Melissa Brown makes art which deliberately engages the precarious mental territory where reality and fantasy are indistinguishable, not in the sense of a narrative which may or may not be true, but in the sense of the inconsistency and vagaries of perception when vision gets a hard slap of imagination. A little over a year ago Beautiful/Decay did a studio visit with Melissa where we discussed her large scale prints (made with a steam roller) and scratch tickets collages of dizzying geometric complexity.
Funk upon a time, Brian Belott and Jesse Greenberg teamed up to create a two man show for Gallery Loyal in Sweden. I was wondering how to explain the work, but in the press release it says that “Not being able to pin down exactly what these objects are referring to is one of their powers,” so it’s better unexplained. I asked Brian about the power of not knowing and funkiness once, and he explained that working funky meant the difference between drawing inspiration from the sadness of the Blues, or the celebration of George Clinton and Parliment Funkadelic. The work in this show feels like a mash up between the ancient Egyptian religion, which at the time was thought to keep the sun rising, and today’s science fiction; a mythological range from prehistory to the future, it either expands time or contracts it depending on whether you like the Blues or P-Funk.

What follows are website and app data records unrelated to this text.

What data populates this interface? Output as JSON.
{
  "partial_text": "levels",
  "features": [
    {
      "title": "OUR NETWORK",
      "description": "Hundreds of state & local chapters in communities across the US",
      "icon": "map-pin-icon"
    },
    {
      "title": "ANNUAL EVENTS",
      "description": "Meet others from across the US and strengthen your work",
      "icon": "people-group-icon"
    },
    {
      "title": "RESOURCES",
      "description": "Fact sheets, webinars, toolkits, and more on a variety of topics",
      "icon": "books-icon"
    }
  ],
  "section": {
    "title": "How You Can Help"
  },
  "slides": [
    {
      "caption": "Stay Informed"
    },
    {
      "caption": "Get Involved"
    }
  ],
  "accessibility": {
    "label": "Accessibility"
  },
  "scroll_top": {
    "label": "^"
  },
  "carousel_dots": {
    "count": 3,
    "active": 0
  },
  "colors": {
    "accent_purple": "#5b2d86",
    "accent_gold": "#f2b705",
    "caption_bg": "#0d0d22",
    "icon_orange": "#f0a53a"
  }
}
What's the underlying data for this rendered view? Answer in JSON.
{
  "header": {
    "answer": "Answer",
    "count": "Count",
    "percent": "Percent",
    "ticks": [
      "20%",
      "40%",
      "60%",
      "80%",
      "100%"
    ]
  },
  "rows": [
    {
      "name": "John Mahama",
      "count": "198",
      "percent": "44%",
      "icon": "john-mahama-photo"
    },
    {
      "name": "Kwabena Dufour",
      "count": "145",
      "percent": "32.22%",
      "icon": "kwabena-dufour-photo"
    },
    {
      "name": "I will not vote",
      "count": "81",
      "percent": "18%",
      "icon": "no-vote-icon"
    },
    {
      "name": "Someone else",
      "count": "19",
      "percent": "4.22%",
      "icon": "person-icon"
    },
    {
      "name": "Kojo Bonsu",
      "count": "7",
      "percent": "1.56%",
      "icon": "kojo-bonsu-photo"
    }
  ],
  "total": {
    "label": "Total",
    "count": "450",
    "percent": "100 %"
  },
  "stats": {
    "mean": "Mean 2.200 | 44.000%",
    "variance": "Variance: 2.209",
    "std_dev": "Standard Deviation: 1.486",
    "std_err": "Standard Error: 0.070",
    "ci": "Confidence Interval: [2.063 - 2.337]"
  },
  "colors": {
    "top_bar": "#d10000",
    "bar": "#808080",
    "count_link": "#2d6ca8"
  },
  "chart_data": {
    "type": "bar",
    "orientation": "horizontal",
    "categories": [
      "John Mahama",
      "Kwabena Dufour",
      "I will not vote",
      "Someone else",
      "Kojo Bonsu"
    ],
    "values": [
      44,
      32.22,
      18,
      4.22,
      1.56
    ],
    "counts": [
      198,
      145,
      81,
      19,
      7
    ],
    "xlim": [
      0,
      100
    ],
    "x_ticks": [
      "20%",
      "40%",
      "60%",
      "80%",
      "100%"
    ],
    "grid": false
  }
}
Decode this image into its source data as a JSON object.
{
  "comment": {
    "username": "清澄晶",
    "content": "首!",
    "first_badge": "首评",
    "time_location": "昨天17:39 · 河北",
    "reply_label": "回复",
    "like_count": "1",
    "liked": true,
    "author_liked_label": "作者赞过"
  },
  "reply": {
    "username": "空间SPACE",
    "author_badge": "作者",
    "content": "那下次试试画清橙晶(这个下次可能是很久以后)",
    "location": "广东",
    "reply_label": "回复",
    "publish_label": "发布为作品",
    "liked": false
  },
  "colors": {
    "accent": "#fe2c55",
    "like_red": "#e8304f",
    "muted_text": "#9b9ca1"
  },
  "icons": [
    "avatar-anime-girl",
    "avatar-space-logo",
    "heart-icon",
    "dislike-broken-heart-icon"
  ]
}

For people who have a soft spot for early animation Jeremy Tinder’s new work pricks the skin like Cupid’s arrow. The strangely solid little people remind me of rock crystals or the thread spools that R. Crumb would draw faces on, something small, secret and precious. If they weren’t painted I would want to put one in my pocket to talk too when I felt down and out. Ok, that was weird, but you see where I was going with that.
Amy Mahnick takes garbage, things like empty plastic containers and packing tape, and makes paintings. The paintings are very realistic, which isn’t something that I normally get excited about, but this case is special, because the realistic technique serves the purpose of making us say “Hey, that garbage is beautiful.” It makes us think about living better. Maybe our stuff could be put to good use, maybe we could be more graceful, maybe our garbage could serve a higher purpose like Amy’s.
Eddie Martinez invited Beautiful/Decay over to his sunny Brooklyn studio to check out his new body of work. The next day the show was headed to Berlin, so it was excellent to get to talk to Eddie before the work shipped. I was able to take pics for over an hour while Martinez came in and out of the studio space. Martinez had shelves built to hold the work at nice heights, making it easier to get up close and examine the paintings. The reason I like Martinez’s work is that it doesn’t try to mimic reality, but instead the work represents reality. It works sort of the way a great story functions: there is a language which uncovers something hidden or reveals something new about the world. As far as we know, human beings are the only creatures which live with a sense of time. Because we are bound to our own time, each generation needs people who show us back to ourselves, which in turn allows us to conceptualize ourselves and the world. I think this is what Martinez is doing, and without a doubt his work does that for me. The show, Seeker, opens November 11th at Peres Projects Mitte, Berlin.